Cameron described Storii as being a ‘personal museum’. Through the app’s design to store, order, preserve, and share digital content, I would agree that Storii demonstrates (what Susan Crane (2000) calls) a ‘museal consciousness’. Yet, while recognising similarities, it is important to consider how a digital form of museal consciousness might be different from – and indeed help to reveal some of the assumptions underpinning – more traditional and non-digital museum sites. For example, Storii (like the homes we research in) holds potential to become a repository for values that people ascribe to content that may diverge from those that typically characterise heritage management and conservation.
Selection is not driven by space-constraints (storage is not limited) but encouraging users to log the meaningful or significant; or what Cameron spoke about as being content with associations to ‘the moments that really matter’ or is ‘of importance to the person’.
One key difference between Storii and the museums we research in is that the app does not attempt to define any criteria for what is logged (or for identifying ‘the moments that matter’). Doing so seems rather less the point than simply encouraging users to develop a sensibility towards discriminating; or requiring them, by not having an ‘import all’ option, to make an active decision about what and what not to log. This is perhaps surprising given that there is little practical need for users to do so. Storage, as noted earlier, is unlimited. This begs the question of why users are encouraged to make active choices about which content to import, given there is little practical necessity for them to do so?
Here I move away from my conversation with Cameron (we did not discuss this) to look to popular and academic commentary. According to some commentators, it is precisely this sensibility or responsiveness towards being able to discriminate (or what might be thought of as kind of ‘filtering’) that is increasingly at stake in the digital age. This is summed up in a perspective that, as a New York Times article once claimed, ‘the web means the end of forgetting’ because the internet ‘records everything and forgets nothing’. Faced with the possibility of perfect memory through unlimited digi-information recall, Mayer-Schönberger (2009: 15) argues that it is crucially important we ‘remember how to forget’. Too much recall, or holding onto too many details, can hinder our ability for abstract thought and decision-making. The important point made in this book is that forgetting is bound up in our individual and collective ability to make judgements and ultimately to recognise (to return to Cameron’s words) ‘what matters’.
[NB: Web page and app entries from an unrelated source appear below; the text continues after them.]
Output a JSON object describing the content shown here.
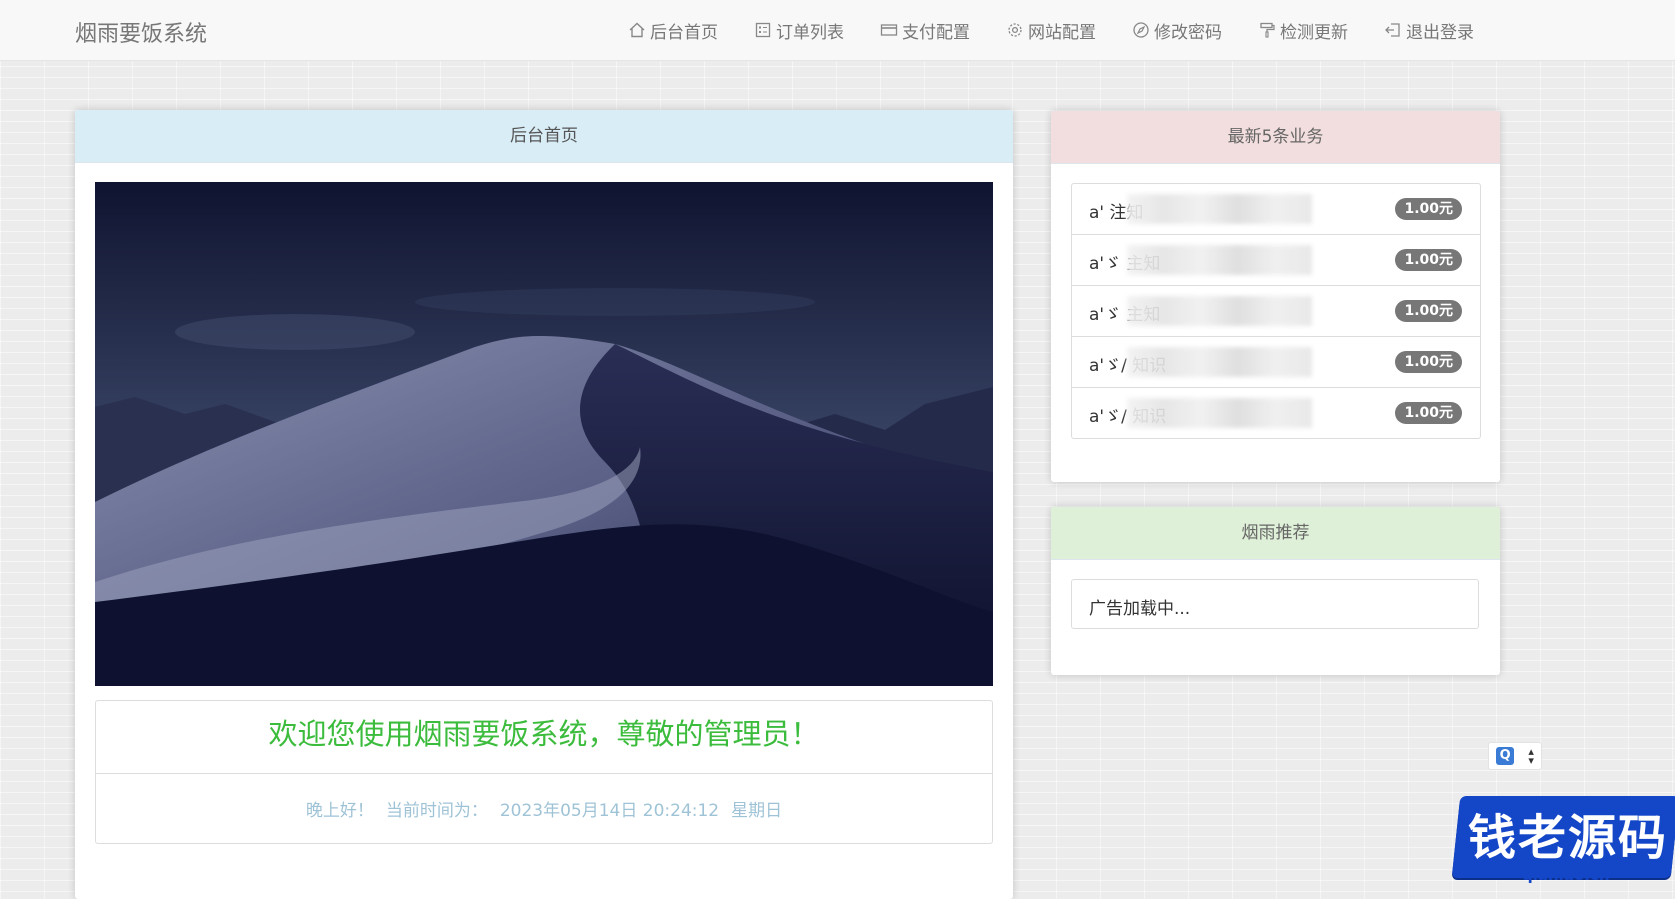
{
  "navbar": {
    "brand": "烟雨要饭系统",
    "items": [
      {
        "label": "后台首页",
        "icon": "home-icon"
      },
      {
        "label": "订单列表",
        "icon": "list-icon"
      },
      {
        "label": "支付配置",
        "icon": "credit-card-icon"
      },
      {
        "label": "网站配置",
        "icon": "gear-icon"
      },
      {
        "label": "修改密码",
        "icon": "compass-icon"
      },
      {
        "label": "检测更新",
        "icon": "paint-roller-icon"
      },
      {
        "label": "退出登录",
        "icon": "logout-icon"
      }
    ]
  },
  "main": {
    "heading": "后台首页",
    "hero_image": "desert-dunes-night-image",
    "welcome_title": "欢迎您使用烟雨要饭系统，尊敬的管理员！",
    "greeting": "晚上好！",
    "time_label": "当前时间为：",
    "datetime": "2023年05月14日 20:24:12",
    "weekday": "星期日"
  },
  "recent": {
    "heading": "最新5条业务",
    "items": [
      {
        "text": "a'         注知",
        "amount": "1.00元"
      },
      {
        "text": "a'ゞ        主知",
        "amount": "1.00元"
      },
      {
        "text": "a'ゞ        主知",
        "amount": "1.00元"
      },
      {
        "text": "a'ゞ/       知识",
        "amount": "1.00元"
      },
      {
        "text": "a'ゞ/       知识",
        "amount": "1.00元"
      }
    ]
  },
  "promo": {
    "heading": "烟雨推荐",
    "ad_text": "广告加载中..."
  },
  "watermark": {
    "title": "钱老源码",
    "url": "qianlao.cn"
  },
  "colors": {
    "welcome_green": "#3cbc3c",
    "time_blue": "#9fc3d6",
    "info_heading": "#d9edf7",
    "danger_heading": "#f2dede",
    "success_heading": "#dff0d8",
    "badge_gray": "#777777",
    "watermark_blue": "#1446c8"
  }
}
By comparing Storii to the museum sites we research in, crucial questions that need further sustained reflection are raised. Here, the question of what (precisely) forgetting or letting go does? To do so requires moving beyond framing debate about letting go predominantly in terms of practical necessity or resource constraint to think deeply about what practical, social, and cognitive effects forgetting has for museums. And, more crucially perhaps, to reflect on what kinds of socio-cultural work it enables them to do.
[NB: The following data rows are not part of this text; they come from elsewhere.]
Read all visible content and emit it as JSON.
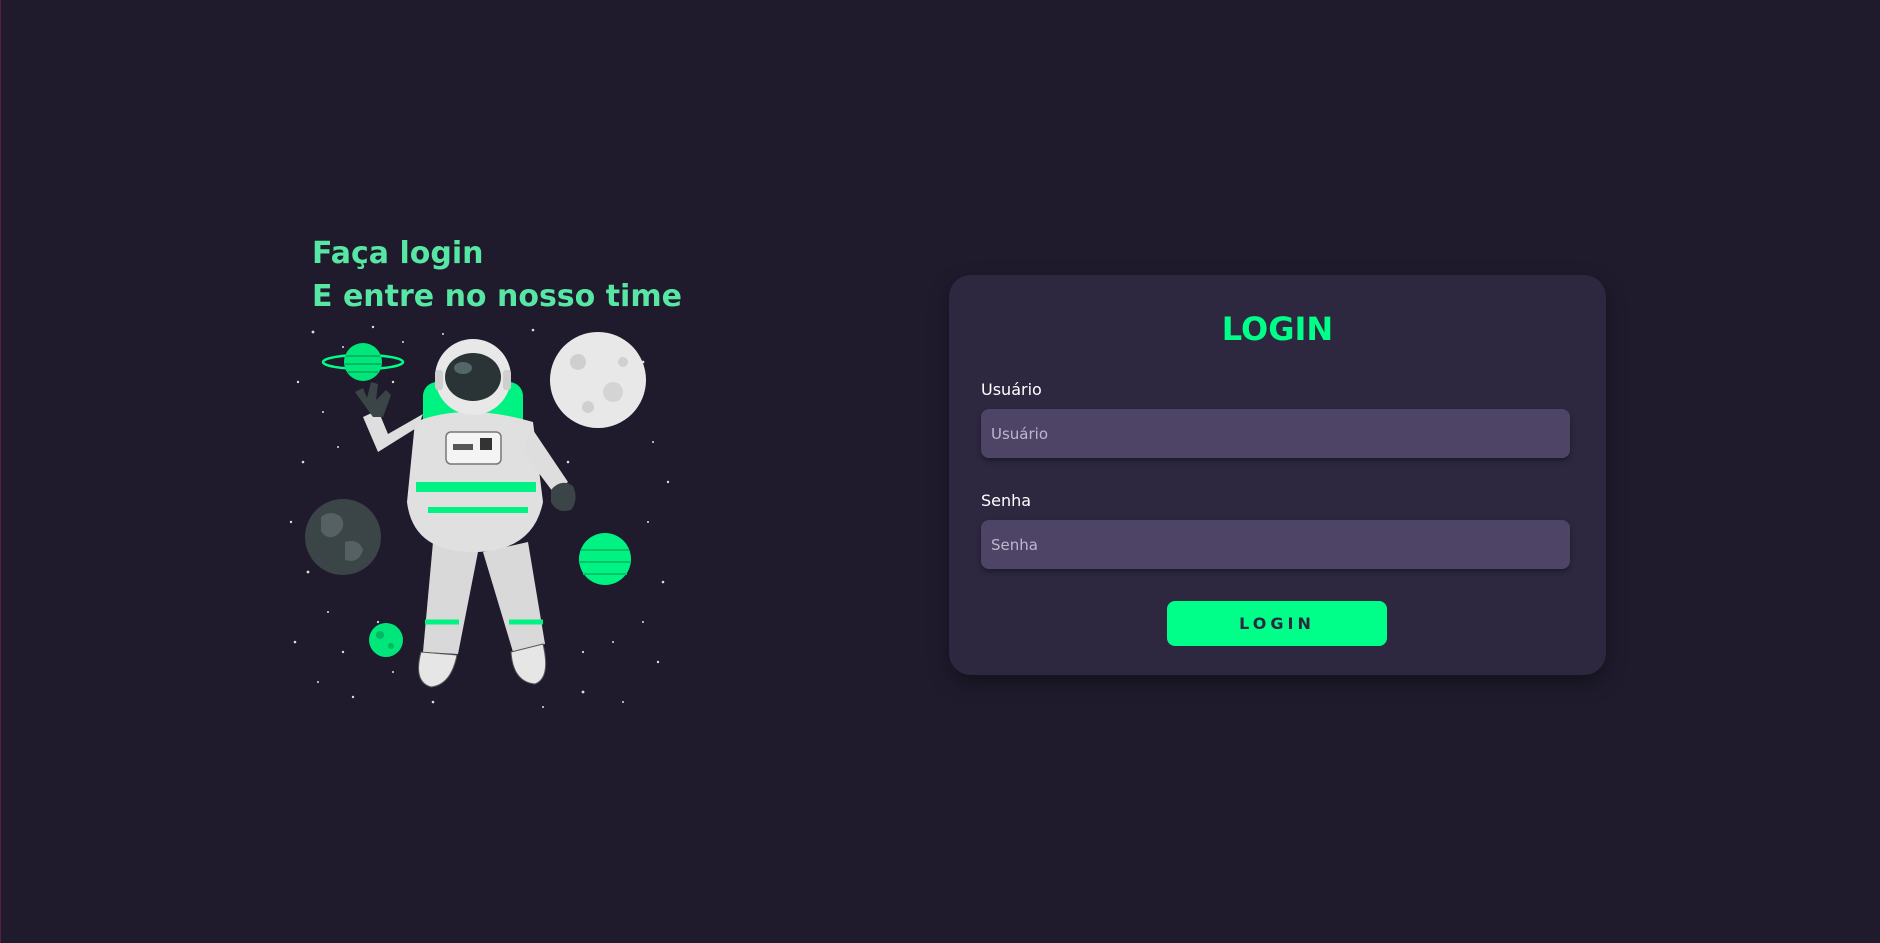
{
  "hero": {
    "line1": "Faça login",
    "line2": "E entre no nosso time",
    "illustration": "astronaut-floating-in-space-illustration"
  },
  "login": {
    "title": "LOGIN",
    "username_label": "Usuário",
    "username_placeholder": "Usuário",
    "username_value": "",
    "password_label": "Senha",
    "password_placeholder": "Senha",
    "password_value": "",
    "button_label": "LOGIN"
  },
  "colors": {
    "background": "#1f1b2d",
    "card": "#2d2840",
    "input": "#4e4566",
    "accent": "#00ff88",
    "headline": "#58e6a4"
  }
}
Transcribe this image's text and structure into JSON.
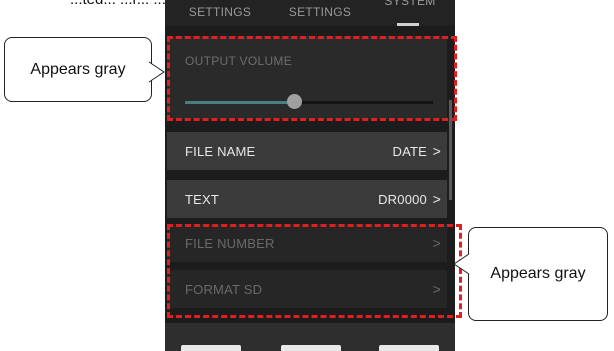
{
  "caption": {
    "partial_text": "...ted... ...r...   ...appear gray."
  },
  "tabs": [
    {
      "label": "SETTINGS"
    },
    {
      "label": "SETTINGS"
    },
    {
      "label": "SYSTEM"
    }
  ],
  "volume": {
    "label": "OUTPUT VOLUME",
    "level_fraction": 0.44
  },
  "rows": [
    {
      "label": "FILE NAME",
      "value": "DATE",
      "chevron": ">",
      "state": "active"
    },
    {
      "label": "TEXT",
      "value": "DR0000",
      "chevron": ">",
      "state": "active"
    },
    {
      "label": "FILE NUMBER",
      "value": "",
      "chevron": ">",
      "state": "dim"
    },
    {
      "label": "FORMAT SD",
      "value": "",
      "chevron": ">",
      "state": "dim"
    }
  ],
  "callouts": [
    {
      "text": "Appears gray"
    },
    {
      "text": "Appears gray"
    }
  ],
  "colors": {
    "highlight": "#e02020",
    "slider_accent": "#4a7c86",
    "screen_bg": "#1c1c1c"
  }
}
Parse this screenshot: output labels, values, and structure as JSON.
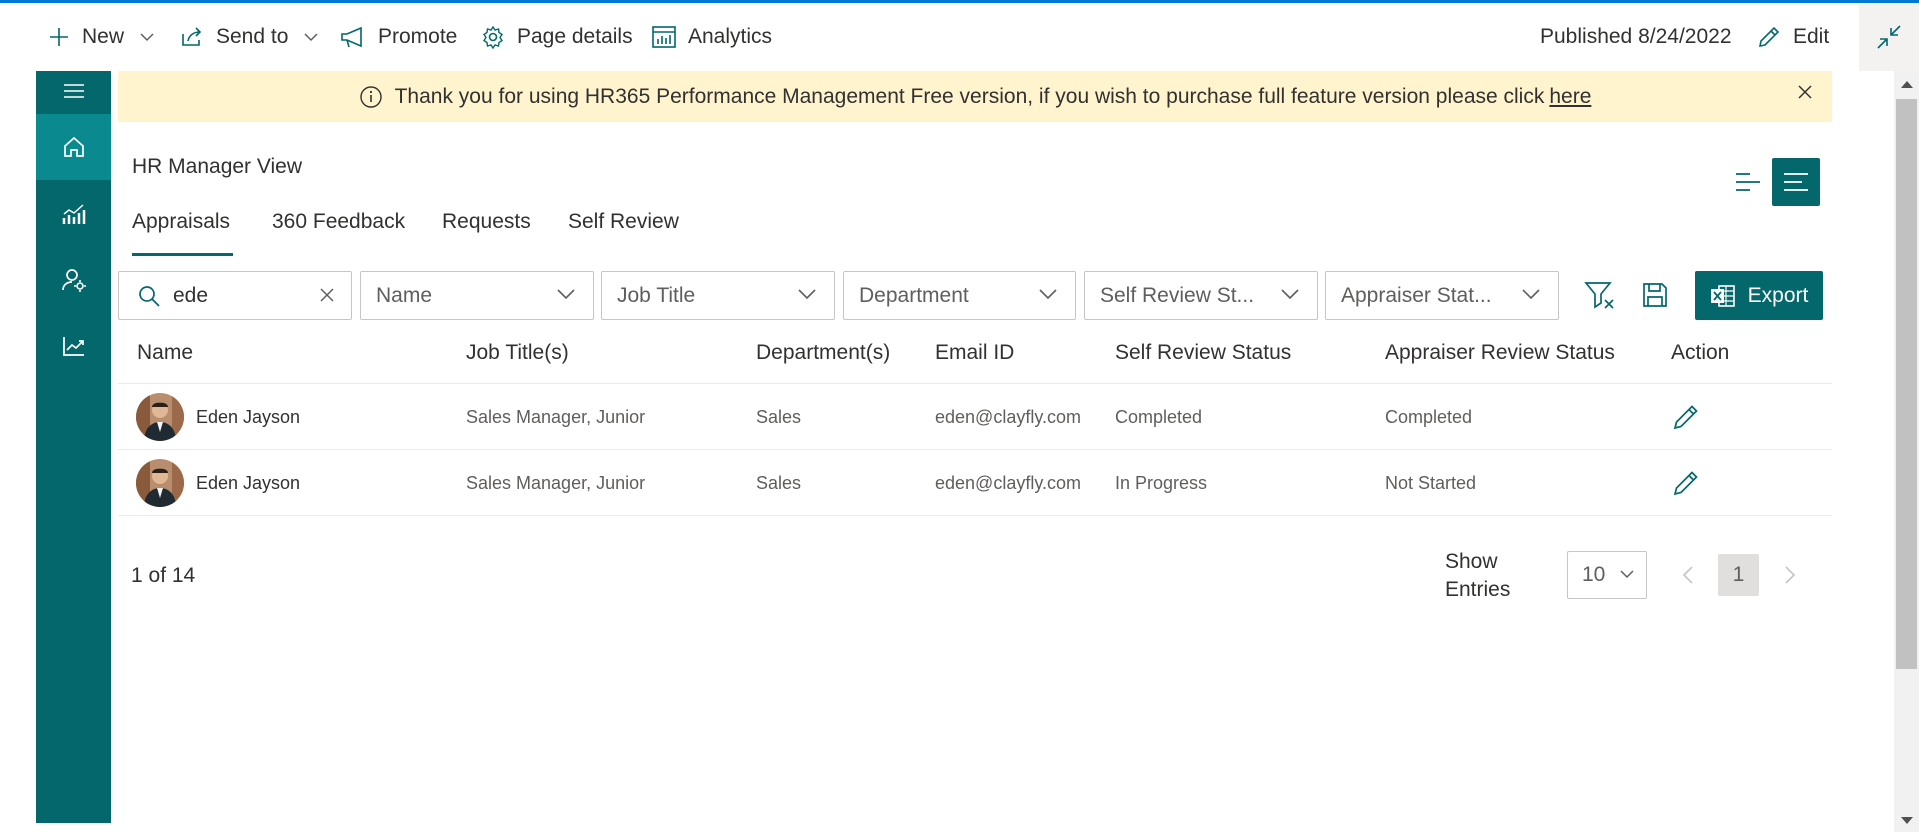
{
  "command_bar": {
    "new_label": "New",
    "send_to_label": "Send to",
    "promote_label": "Promote",
    "page_details_label": "Page details",
    "analytics_label": "Analytics",
    "published_label": "Published 8/24/2022",
    "edit_label": "Edit"
  },
  "rail": {
    "items": [
      "menu-icon",
      "home-icon",
      "reports-icon",
      "user-settings-icon",
      "trend-icon"
    ],
    "active": "home-icon"
  },
  "banner": {
    "message": "Thank you for using HR365 Performance Management Free version, if you wish to purchase full feature version please click",
    "link_text": "here"
  },
  "view_title": "HR Manager View",
  "tabs": [
    {
      "label": "Appraisals"
    },
    {
      "label": "360 Feedback"
    },
    {
      "label": "Requests"
    },
    {
      "label": "Self Review"
    }
  ],
  "active_tab": "Appraisals",
  "filters": {
    "search_value": "ede",
    "name_placeholder": "Name",
    "job_title_placeholder": "Job Title",
    "department_placeholder": "Department",
    "self_review_placeholder": "Self Review St...",
    "appraiser_placeholder": "Appraiser Stat..."
  },
  "export_label": "Export",
  "table": {
    "headers": [
      "Name",
      "Job Title(s)",
      "Department(s)",
      "Email ID",
      "Self Review Status",
      "Appraiser Review Status",
      "Action"
    ],
    "rows": [
      {
        "name": "Eden Jayson",
        "job_title": "Sales Manager, Junior",
        "department": "Sales",
        "email": "eden@clayfly.com",
        "self_review": "Completed",
        "appraiser_review": "Completed"
      },
      {
        "name": "Eden Jayson",
        "job_title": "Sales Manager, Junior",
        "department": "Sales",
        "email": "eden@clayfly.com",
        "self_review": "In Progress",
        "appraiser_review": "Not Started"
      }
    ]
  },
  "pagination": {
    "count_text": "1 of 14",
    "show_entries_label": "Show Entries",
    "page_size": "10",
    "current_page": "1"
  },
  "colors": {
    "accent": "#03676b",
    "rail_active": "#0a8a8f",
    "banner_bg": "#fff4ce",
    "top_line": "#0078d4"
  }
}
Crane, Susan A., 2000. Introduction: Of Museums and Memory. In: S.A.Crane (ed.), Museums and Memory. Stanford: Stanford University Press, pp.1-13.
Mayer-Schönberger, Viktor, 2009. Delete: The Virtue of Forgetting in the Digital Age. Princeton: Princeton University Press.